Science fiction TV shows typically portray people speaking when they interact with futuristic computers, not clacking away on keyboards or fiddling with mice. How close is speech recognition technology getting to this type of dream system?
At a recent Microsoft forum held in Singapore, chairman Bill Gates said that giving instructions to PCs by voice will become mainstream in three to four years, although he expects the computer keyboard to remain an important device, according to an AFX report on Forbes.com. Gates said Microsoft is spending tens of millions annually on the technology.
Alex Acero, research area manager in natural language processing at Microsoft Research in Redmond, Wash., qualifies the boss’s comments somewhat: “The problem is that the keyboard is a very good data entry mechanism, and the way I envision things, dictation on the desktop will probably be one of the last places where the technology will go mainstream.” A big reason speech recognition isn’t more widely used is that the technology is far from perfect, he said….toggling back and forth between voice commands and content has always driven people nuts.Dan Miller>Text “Microsoft XP products have had speech baked into them for the past few years,” said Dan Miller, analyst with Opus Research, a San Francisco-based conversational access technology (CAT) consultancy. “But toggling back and forth between voice commands and content has always driven people nuts. Compounding the problem is the need to train the darned things. And if you cough or hiccup or there’s background noise, the error recovery feature is something that only stalwarts will put up with,” he says.
Acero said researchers studying artificial intelligence and pattern recognition are making steady progress towards the Holy Grail, a more human-like system that can learn from mistakes and generalize from the context. Microsoft research is even delving into areas like programming “self-doubt” into PCs so they check with users when they encounter an ambiguous statement, and emotional detection that causes the system to react differently when users are angry or upset, for example, by adding a higher weight to a correction.
However, Acero points out that technology in general doesn’t need to be 100 per cent perfect to be useful. In the medical and legal fields, speech dictation technology is widely used, and is obviously better than the time-consuming alternative of transcribing audio tapes.
“For these applications, where the system is fed terms and context, it’s good enough if they’re about 90 per cent correct,” he said. “I don’t believe we’ll ever get it 100 per cent right, just like humans don’t. I think the right measure to use is: are users willing to use the technology, even if it’s not perfect?”
Acero believes there are more compelling reasons to use speech recognition in areas where data entry is difficult, such as hand-held devices, and telephony, where the technology is an improvement over menu-driven customer service systems that often frustrate callers.

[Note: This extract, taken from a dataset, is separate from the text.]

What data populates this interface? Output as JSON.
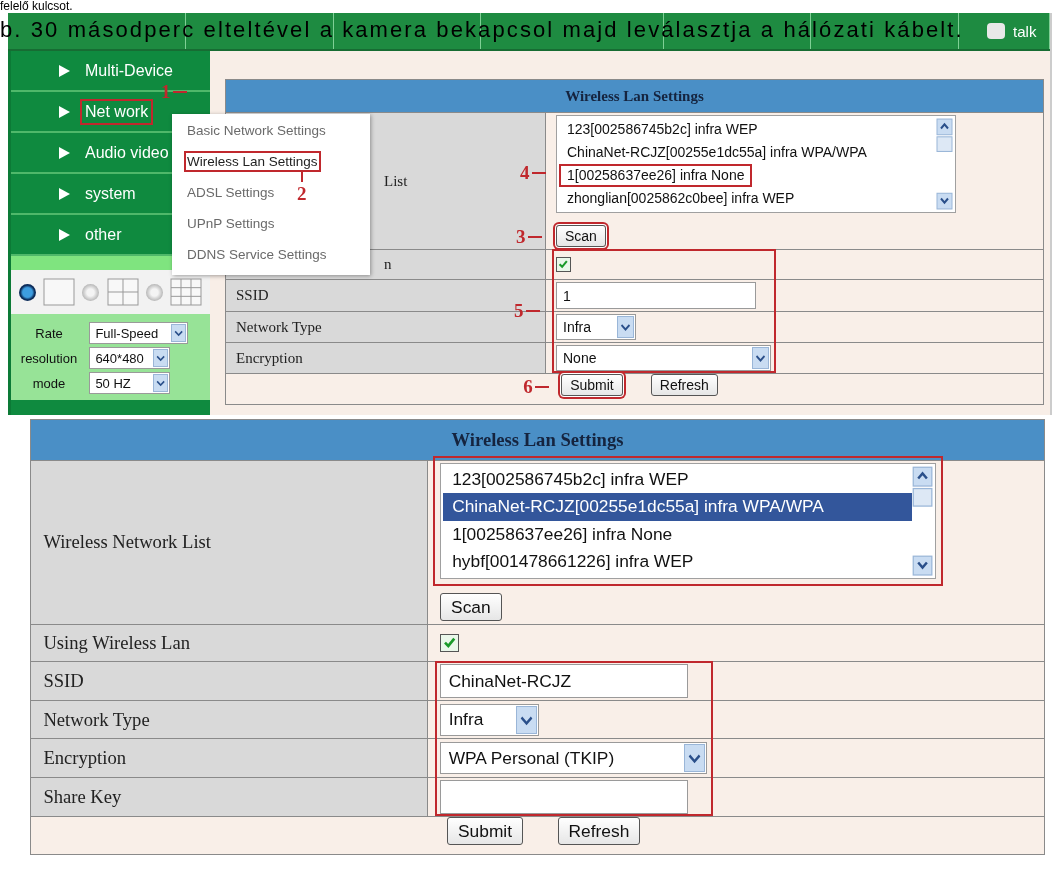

Network-based CAT technology for enterprises is where the real action is today, rather than at the desktop level for general-purpose users. According to a study conducted by Genesys Tele-communications Laboratories, 42 per cent of organizations have already deployed or plan to deploy speech recognition in their contact centres, and 65 per cent of users prefer voice self-service to touchtone. Enterprises see a clear value in automating and improving customer service interactions, and are driving development and growth in this direction.
Case in point: Toronto-based VoiceGenie Technologies Inc., which provides the infrastructure that supports speech recognition of input from telephone systems for network-based applications, reported record revenue and 50 per cent growth in sales over last year, said Frank Tersigni, vice-president of marketing and business development at VoiceGenie.
Tersigni points out that Microsoft has yet to develop products in languages other than English, unlike its partners, Peabody, Mass.-based ScanSoft Inc. and Menlo Park, Calif.-based Nuance Communications Inc. But Miller said Microsoft is softening its English-only position and expanding its vocabularies.
“They were pretty stubborn in the first couple of years about developing products in English only, but that single language barrier is falling away fairly rapidly. It’s a question of months,” he said.
Miller believes Microsoft’s initiatives are having a salutary effect on the CAT industry by providing an impetus to “get its act together.”
ScanSoft and Nuance, for example, recently announced plans to merge. “If you look at speech licenses then the world belongs to ScanSoft and Nuance. Together, they may not be an 800-pound gorilla like Microsoft, but they’re maybe a 100-pound gorilla. You have to take Microsoft seriously even though you don’t measure their power in market share at this point,” he said.